[Excerpted records]
§

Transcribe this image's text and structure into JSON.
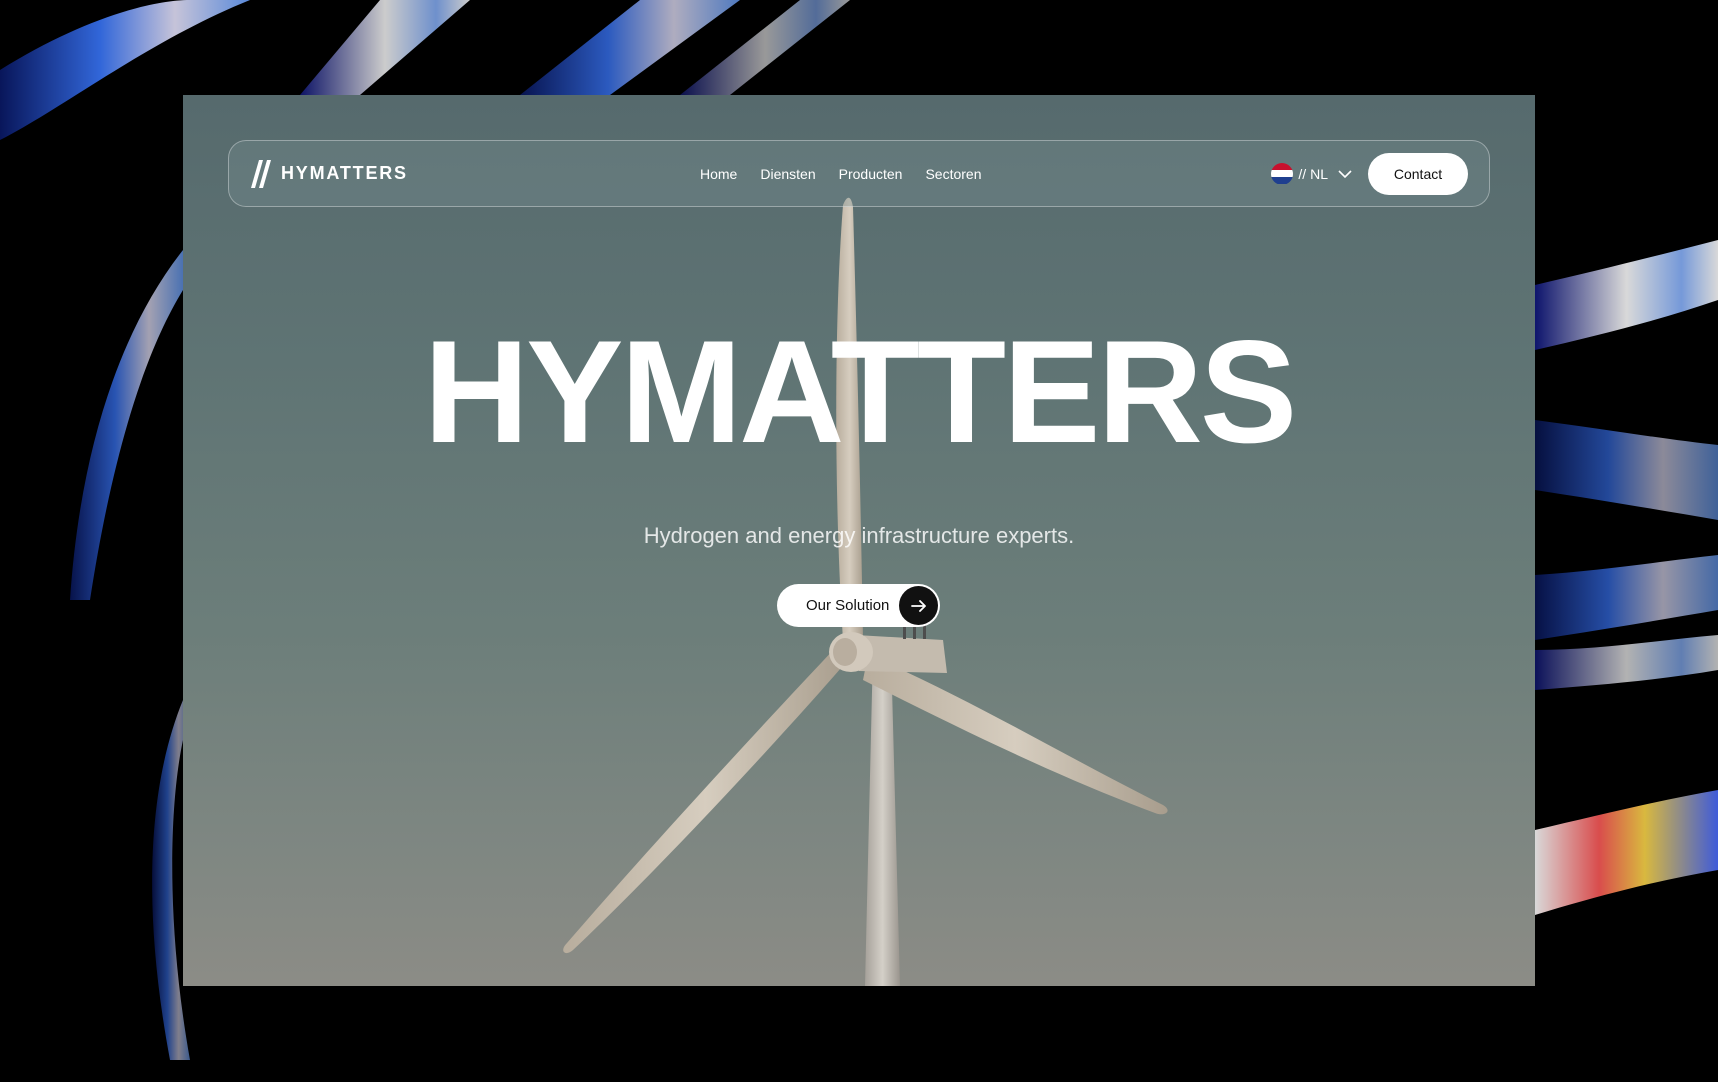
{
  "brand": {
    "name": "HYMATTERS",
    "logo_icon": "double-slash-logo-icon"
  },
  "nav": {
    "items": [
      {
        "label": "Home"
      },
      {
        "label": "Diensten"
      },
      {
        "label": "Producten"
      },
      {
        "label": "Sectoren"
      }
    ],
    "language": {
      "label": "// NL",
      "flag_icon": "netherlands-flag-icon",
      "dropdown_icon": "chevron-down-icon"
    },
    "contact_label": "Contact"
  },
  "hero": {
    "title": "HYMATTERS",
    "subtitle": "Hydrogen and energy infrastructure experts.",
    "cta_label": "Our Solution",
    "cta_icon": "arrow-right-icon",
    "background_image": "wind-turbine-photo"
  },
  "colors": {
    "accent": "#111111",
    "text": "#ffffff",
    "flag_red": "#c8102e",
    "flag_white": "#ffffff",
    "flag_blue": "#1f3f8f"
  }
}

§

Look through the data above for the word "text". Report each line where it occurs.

Transcribe this image's text and structure into JSON.
    "text": "#ffffff",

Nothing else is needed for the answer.